» **Aim of the task**
Return each record shown beneath, word for word.

··· Source information ···

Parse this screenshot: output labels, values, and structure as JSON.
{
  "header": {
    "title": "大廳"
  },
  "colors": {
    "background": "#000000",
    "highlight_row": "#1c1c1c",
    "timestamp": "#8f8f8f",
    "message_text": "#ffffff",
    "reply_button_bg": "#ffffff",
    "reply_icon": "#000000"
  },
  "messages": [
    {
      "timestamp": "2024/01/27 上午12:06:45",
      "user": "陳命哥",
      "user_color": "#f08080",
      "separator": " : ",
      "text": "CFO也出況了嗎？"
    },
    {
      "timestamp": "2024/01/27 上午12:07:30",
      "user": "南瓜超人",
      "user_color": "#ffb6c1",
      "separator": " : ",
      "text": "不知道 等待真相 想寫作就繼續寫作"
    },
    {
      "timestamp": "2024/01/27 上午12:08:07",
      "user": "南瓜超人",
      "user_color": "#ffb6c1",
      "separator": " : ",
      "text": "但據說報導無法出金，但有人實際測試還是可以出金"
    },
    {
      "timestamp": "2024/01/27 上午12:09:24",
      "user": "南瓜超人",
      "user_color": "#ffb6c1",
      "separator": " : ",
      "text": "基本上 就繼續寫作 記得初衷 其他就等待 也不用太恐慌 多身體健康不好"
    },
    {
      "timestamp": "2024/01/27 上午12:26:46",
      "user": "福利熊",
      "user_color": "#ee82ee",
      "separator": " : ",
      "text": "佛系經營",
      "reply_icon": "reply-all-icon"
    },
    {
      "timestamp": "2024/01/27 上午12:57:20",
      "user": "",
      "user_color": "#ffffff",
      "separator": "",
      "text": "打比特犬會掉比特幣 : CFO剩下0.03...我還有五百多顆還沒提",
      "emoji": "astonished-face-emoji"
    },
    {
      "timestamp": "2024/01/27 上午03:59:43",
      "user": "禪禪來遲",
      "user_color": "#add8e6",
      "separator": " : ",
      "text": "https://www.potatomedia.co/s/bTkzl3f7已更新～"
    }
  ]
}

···

» **Written solution**
Parse this screenshot: output labels, values, and structure as JSON.
{
  "header": {
    "title": "大廳"
  },
  "colors": {
    "background": "#000000",
    "highlight_row": "#1c1c1c",
    "timestamp": "#8f8f8f",
    "message_text": "#ffffff",
    "reply_button_bg": "#ffffff",
    "reply_icon": "#000000"
  },
  "messages": [
    {
      "timestamp": "2024/01/27 上午12:06:45",
      "user": "陳命哥",
      "user_color": "#f08080",
      "separator": " : ",
      "text": "CFO也出況了嗎？"
    },
    {
      "timestamp": "2024/01/27 上午12:07:30",
      "user": "南瓜超人",
      "user_color": "#ffb6c1",
      "separator": " : ",
      "text": "不知道 等待真相 想寫作就繼續寫作"
    },
    {
      "timestamp": "2024/01/27 上午12:08:07",
      "user": "南瓜超人",
      "user_color": "#ffb6c1",
      "separator": " : ",
      "text": "但據說報導無法出金，但有人實際測試還是可以出金"
    },
    {
      "timestamp": "2024/01/27 上午12:09:24",
      "user": "南瓜超人",
      "user_color": "#ffb6c1",
      "separator": " : ",
      "text": "基本上 就繼續寫作 記得初衷 其他就等待 也不用太恐慌 多身體健康不好"
    },
    {
      "timestamp": "2024/01/27 上午12:26:46",
      "user": "福利熊",
      "user_color": "#ee82ee",
      "separator": " : ",
      "text": "佛系經營",
      "reply_icon": "reply-all-icon"
    },
    {
      "timestamp": "2024/01/27 上午12:57:20",
      "user": "",
      "user_color": "#ffffff",
      "separator": "",
      "text": "打比特犬會掉比特幣 : CFO剩下0.03...我還有五百多顆還沒提",
      "emoji": "astonished-face-emoji"
    },
    {
      "timestamp": "2024/01/27 上午03:59:43",
      "user": "禪禪來遲",
      "user_color": "#add8e6",
      "separator": " : ",
      "text": "https://www.potatomedia.co/s/bTkzl3f7已更新～"
    }
  ]
}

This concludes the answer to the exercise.